(What is expected)
Report every line from the following entries that contains the string "rows".

(Information given)
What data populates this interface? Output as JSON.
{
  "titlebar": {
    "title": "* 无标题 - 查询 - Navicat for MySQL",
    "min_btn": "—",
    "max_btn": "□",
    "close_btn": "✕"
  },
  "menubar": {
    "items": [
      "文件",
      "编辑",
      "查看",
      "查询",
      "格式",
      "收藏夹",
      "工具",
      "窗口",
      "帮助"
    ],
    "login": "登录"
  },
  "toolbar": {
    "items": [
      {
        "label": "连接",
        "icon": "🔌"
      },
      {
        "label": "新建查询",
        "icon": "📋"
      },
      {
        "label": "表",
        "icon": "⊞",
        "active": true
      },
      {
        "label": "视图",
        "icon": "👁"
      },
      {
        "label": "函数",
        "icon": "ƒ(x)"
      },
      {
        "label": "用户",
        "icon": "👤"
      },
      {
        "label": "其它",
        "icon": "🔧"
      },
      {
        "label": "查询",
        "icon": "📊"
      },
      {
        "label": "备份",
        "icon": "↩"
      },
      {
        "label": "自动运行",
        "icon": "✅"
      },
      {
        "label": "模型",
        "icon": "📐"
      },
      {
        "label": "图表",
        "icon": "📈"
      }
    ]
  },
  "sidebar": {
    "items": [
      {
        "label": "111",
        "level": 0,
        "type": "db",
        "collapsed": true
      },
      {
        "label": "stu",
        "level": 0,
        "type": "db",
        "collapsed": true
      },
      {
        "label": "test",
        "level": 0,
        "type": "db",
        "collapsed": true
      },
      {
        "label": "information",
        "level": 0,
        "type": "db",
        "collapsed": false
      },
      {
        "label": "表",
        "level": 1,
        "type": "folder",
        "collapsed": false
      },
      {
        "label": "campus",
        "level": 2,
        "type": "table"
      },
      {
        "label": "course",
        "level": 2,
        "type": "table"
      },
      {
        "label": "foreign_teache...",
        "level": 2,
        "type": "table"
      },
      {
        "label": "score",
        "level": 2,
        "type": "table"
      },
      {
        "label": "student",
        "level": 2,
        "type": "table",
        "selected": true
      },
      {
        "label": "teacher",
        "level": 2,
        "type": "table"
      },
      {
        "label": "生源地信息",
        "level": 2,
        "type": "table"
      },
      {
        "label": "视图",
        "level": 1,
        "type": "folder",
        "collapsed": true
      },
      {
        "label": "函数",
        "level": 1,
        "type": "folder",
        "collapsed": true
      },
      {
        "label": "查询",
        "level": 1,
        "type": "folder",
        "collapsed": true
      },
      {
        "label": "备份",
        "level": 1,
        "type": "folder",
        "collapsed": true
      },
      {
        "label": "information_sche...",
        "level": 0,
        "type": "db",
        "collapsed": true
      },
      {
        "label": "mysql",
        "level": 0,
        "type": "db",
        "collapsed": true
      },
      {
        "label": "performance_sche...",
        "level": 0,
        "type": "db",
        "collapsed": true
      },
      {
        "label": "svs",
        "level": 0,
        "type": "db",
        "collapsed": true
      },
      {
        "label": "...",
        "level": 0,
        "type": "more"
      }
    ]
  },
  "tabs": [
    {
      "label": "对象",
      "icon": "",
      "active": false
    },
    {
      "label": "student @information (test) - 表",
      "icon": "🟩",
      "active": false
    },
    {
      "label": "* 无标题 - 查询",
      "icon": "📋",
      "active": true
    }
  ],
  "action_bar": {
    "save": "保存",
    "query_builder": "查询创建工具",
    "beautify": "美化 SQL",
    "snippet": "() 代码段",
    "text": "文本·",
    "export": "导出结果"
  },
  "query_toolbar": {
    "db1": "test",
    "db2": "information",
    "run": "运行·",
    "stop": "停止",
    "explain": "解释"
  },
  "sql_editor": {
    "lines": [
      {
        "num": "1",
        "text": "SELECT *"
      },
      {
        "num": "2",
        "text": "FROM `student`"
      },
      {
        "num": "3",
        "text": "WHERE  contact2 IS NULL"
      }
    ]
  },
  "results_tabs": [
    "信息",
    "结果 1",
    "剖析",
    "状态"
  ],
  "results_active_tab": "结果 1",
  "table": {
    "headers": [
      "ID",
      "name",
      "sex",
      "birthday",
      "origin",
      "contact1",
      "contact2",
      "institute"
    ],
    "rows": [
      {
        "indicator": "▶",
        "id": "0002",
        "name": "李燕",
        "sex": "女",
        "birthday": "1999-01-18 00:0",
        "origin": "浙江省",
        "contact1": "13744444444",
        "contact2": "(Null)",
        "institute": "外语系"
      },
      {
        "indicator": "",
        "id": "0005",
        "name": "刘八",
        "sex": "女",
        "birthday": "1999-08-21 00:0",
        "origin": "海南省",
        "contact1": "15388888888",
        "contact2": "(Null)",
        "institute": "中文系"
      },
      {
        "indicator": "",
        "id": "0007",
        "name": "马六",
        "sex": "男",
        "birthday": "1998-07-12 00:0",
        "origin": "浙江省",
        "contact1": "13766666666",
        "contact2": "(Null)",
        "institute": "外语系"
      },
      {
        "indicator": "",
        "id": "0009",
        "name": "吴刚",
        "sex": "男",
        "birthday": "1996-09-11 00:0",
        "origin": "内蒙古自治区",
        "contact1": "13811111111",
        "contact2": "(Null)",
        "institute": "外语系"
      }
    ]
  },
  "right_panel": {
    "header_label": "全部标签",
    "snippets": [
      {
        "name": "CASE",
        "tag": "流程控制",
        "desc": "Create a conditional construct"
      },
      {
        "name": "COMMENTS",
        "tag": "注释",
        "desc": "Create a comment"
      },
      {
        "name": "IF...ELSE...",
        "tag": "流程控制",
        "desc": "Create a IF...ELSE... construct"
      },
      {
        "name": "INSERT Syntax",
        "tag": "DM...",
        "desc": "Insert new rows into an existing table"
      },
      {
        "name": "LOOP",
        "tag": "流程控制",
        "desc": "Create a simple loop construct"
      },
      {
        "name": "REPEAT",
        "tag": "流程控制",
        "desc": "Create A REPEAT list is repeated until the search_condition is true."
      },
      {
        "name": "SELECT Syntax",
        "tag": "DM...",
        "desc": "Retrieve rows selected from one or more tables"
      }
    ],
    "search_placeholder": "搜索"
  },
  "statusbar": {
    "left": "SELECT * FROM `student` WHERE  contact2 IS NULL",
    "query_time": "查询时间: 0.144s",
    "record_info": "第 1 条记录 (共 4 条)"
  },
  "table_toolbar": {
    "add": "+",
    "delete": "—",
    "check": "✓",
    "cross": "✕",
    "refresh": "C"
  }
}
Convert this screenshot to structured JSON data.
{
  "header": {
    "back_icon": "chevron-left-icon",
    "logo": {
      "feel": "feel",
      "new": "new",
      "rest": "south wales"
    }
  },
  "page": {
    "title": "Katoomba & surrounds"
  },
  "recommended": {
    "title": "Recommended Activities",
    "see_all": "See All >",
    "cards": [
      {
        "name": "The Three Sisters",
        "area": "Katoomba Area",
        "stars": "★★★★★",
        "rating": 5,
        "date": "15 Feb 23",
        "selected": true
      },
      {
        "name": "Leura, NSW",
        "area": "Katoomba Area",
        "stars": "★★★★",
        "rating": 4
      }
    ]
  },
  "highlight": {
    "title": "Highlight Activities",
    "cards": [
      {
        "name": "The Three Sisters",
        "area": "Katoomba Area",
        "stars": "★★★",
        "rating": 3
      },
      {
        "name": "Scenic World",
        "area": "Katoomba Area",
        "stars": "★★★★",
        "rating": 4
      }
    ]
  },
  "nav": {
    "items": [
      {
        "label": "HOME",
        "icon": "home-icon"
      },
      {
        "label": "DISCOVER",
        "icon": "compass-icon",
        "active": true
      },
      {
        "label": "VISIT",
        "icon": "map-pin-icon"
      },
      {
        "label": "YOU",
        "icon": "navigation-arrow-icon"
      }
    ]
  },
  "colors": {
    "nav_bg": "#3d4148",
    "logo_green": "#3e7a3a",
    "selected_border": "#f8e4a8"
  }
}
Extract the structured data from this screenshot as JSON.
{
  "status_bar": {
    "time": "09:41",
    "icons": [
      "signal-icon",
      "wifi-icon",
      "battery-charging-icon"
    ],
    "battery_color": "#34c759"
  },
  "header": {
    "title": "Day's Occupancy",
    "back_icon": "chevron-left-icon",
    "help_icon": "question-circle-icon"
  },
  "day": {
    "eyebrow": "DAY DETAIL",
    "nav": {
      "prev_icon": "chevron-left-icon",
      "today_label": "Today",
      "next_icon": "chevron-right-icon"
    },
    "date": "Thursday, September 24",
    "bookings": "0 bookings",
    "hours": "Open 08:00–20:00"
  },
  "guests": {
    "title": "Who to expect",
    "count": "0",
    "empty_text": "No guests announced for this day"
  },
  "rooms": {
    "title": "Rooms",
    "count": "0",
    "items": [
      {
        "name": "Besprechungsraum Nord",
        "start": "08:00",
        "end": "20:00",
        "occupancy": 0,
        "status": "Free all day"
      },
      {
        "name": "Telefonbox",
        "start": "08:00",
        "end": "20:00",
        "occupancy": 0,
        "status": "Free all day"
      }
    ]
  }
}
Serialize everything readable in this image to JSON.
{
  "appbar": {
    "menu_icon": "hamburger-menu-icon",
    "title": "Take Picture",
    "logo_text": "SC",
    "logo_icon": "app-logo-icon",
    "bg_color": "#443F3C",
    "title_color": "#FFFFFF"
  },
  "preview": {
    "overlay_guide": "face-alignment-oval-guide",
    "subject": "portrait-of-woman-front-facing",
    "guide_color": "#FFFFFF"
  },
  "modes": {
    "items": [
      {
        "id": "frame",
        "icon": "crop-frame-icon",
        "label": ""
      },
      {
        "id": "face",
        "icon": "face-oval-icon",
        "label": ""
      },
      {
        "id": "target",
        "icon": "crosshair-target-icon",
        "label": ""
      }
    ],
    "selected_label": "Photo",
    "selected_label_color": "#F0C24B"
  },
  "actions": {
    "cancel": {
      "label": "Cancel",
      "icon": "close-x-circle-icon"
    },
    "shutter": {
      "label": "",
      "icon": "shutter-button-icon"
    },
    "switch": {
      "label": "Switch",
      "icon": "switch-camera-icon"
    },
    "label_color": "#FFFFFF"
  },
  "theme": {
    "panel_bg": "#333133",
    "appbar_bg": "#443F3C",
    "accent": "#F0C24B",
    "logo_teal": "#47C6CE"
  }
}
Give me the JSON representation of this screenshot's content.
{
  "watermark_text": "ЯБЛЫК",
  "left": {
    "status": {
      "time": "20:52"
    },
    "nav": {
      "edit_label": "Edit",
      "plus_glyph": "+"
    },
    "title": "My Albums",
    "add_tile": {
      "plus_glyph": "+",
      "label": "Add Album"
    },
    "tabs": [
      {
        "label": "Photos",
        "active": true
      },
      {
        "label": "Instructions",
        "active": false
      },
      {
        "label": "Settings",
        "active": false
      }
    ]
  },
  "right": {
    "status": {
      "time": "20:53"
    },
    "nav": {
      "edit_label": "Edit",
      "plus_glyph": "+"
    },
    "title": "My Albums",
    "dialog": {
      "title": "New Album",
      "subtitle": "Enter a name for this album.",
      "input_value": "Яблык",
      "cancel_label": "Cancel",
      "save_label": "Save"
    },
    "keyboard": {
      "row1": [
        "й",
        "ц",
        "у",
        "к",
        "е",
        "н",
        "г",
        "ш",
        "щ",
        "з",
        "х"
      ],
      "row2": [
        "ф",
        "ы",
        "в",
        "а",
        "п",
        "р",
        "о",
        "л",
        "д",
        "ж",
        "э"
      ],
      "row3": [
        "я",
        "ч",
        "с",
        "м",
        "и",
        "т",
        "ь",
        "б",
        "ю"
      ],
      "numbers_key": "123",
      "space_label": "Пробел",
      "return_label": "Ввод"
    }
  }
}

(Output of the task)
    "rows": [
        "desc": "Insert new rows into an existing table"
        "desc": "Retrieve rows selected from one or more tables"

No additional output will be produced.